(Data supplied)

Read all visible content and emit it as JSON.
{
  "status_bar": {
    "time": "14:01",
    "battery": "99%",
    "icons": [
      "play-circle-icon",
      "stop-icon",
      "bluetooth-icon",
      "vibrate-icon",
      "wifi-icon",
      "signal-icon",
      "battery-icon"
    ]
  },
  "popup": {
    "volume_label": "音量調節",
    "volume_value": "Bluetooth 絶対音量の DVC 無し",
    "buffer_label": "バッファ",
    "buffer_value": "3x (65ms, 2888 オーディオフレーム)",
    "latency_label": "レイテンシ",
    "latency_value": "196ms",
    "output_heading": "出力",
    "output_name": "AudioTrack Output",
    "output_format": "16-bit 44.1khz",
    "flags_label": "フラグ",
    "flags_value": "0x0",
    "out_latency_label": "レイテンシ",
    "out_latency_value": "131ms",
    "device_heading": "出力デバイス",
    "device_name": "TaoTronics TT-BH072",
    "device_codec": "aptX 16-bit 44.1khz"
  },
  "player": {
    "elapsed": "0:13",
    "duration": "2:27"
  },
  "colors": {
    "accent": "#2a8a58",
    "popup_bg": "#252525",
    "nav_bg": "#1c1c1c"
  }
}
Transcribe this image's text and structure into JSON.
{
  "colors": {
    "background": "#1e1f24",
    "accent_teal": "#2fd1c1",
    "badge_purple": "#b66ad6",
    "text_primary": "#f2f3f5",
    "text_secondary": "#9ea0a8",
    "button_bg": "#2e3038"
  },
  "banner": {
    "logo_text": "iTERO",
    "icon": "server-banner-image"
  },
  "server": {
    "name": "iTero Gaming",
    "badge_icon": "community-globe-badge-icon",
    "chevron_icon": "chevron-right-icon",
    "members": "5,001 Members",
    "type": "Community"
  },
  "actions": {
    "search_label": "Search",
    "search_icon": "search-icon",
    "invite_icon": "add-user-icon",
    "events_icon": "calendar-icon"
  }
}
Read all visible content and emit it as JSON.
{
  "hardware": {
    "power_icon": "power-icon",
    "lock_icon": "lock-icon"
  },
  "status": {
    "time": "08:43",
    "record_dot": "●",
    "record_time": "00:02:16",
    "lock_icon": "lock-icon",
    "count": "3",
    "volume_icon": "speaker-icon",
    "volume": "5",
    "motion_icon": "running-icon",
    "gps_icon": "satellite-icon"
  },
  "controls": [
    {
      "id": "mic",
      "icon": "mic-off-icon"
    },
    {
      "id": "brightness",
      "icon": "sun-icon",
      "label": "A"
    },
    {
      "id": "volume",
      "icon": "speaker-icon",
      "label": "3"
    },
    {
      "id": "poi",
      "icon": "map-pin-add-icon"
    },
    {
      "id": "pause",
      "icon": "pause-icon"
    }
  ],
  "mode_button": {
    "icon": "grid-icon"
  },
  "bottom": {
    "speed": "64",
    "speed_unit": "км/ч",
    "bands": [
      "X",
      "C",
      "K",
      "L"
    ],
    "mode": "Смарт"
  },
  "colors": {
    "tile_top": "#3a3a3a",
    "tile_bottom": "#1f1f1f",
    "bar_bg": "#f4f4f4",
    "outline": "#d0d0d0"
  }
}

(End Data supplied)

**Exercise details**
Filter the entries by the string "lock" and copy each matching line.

**Worked solution**
    "lock_icon": "lock-icon"
    "lock_icon": "lock-icon",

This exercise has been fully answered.